> [WHAT THE EXERCISE ASKS]: In the listing below, every line with the word "JSON" needs to be copied.

> [AVAILABLE DATA]:

☆ ☆ ☆ ☆ ☆ ☆ ☆

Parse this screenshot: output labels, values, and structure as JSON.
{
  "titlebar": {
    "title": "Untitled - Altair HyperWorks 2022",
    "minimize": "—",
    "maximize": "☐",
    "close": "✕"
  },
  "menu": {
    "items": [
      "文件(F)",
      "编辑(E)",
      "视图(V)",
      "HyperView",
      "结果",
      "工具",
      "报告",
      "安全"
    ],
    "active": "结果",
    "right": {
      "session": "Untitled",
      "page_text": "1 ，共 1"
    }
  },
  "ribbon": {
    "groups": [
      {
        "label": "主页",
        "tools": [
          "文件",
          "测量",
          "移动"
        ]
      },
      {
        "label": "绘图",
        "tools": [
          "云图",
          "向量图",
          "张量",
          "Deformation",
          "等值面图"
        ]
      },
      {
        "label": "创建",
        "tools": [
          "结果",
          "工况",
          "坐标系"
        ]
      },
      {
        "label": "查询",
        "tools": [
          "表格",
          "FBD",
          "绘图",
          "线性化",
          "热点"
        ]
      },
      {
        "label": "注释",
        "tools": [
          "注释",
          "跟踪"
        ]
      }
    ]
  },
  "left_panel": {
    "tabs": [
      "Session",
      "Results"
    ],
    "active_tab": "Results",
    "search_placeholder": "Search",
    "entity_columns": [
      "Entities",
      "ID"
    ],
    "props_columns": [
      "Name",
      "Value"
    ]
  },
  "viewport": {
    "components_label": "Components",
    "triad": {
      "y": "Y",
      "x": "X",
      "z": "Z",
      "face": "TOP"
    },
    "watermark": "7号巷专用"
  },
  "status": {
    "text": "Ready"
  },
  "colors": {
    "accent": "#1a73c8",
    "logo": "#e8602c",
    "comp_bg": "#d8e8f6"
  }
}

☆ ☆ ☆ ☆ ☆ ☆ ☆

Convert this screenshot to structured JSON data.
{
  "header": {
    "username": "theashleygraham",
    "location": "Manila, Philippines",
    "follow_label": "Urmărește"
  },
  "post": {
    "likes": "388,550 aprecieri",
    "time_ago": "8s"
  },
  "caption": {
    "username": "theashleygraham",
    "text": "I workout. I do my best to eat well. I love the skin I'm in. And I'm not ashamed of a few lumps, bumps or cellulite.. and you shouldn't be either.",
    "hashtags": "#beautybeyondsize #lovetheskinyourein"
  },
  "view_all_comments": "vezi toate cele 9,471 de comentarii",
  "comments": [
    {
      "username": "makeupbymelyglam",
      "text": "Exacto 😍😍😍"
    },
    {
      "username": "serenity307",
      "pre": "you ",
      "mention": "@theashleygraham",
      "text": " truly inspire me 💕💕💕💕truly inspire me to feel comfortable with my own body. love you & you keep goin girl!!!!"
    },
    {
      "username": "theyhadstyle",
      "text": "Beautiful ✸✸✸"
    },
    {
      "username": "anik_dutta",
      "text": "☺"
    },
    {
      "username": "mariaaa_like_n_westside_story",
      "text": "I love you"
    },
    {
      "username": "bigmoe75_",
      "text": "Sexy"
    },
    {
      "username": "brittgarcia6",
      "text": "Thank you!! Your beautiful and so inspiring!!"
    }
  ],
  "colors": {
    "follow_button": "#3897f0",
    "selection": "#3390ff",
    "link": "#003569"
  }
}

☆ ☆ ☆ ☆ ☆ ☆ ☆

> [ANSWER AREA]:
Parse this screenshot: output labels, values, and structure as JSON.
Convert this screenshot to structured JSON data.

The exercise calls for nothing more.